Friday, January 29, 2016
While the last post for the Manresa Journal focused on bubbly for the holiday celebrations, there is no question that quality Champagne should not be reserved for celebrations exclusively, but should be enjoyed as often as possible, so I thought we would double-up on one of the best wine styles in the market. While we looked at one of the top grower-producers in Champagne last time, I thought it would be interesting to look at one of the major players in the Champagne grandes marques, Louis Roederer.
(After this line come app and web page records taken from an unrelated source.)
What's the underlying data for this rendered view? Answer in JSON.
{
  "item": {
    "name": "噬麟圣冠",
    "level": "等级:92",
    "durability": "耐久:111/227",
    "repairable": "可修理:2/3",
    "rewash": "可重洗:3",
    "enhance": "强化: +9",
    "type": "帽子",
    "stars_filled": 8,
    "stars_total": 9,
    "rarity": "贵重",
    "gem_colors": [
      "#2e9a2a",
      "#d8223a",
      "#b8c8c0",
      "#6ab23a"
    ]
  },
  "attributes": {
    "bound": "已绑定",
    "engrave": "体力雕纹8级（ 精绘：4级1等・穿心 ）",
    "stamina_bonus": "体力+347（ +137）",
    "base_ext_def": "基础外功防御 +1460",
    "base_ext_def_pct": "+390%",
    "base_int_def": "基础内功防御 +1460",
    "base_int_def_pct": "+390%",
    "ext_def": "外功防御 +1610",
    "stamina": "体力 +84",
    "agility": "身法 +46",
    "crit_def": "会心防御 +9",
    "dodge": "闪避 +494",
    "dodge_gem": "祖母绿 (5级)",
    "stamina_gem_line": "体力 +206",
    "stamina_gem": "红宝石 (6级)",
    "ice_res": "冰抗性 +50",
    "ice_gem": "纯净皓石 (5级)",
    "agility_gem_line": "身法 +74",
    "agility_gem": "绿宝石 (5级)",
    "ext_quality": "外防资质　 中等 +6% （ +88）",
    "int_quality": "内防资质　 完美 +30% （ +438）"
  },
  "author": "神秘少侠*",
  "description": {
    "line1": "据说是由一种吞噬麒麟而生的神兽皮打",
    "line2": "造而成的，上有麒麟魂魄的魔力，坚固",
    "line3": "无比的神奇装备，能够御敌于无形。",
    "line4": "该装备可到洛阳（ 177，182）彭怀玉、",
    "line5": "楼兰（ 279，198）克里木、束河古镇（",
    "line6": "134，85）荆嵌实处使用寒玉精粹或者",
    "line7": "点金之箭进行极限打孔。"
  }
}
This past year Louis Roederer introduced its first new Champagne to the market since the introduction of Cristal Rosé in 1974, a Brut Nature that features a label designed by the famous French designer Philippe Starck. Starck did not just design the package, but was involved in the conception of the cuvée and the blend as well. With this wine, chef de cave Jean-Baptiste Lécaillon and Starck wanted to create a “modern” Champagne. With an outlook toward the future, and this idea nicely dovetailed with some experimentation that Lécaillon had been performing in the vineyards and cellars since 2000, as the winery began to consider the impact global warming was going to have on the winegrowing of Champagne. The team at Roederer decided to work with a single vineyard in Cumières that tended to handle hotter vintages well, and began to produce wines from this vineyard in ways that were not traditional to this venerable Champagne house. It was these experiments that Lécaillon and Starck turned to as they looked to produce something together. The much riper grapes produced in the warm vintage of 2006 produced a wine that was very suitable to bottling with no dosage, the sugar added after disgorging that typically brings a high-acid wine like Champagne into balance. Normally, a Brut Nature Champagne can be very acidic and austere, but the ripeness and roundness of the vintage and vineyard site have made a Champagne of great texture and elegance, the Louis Roederer Brut Nature 2006. —Jim Rollston, Wine Director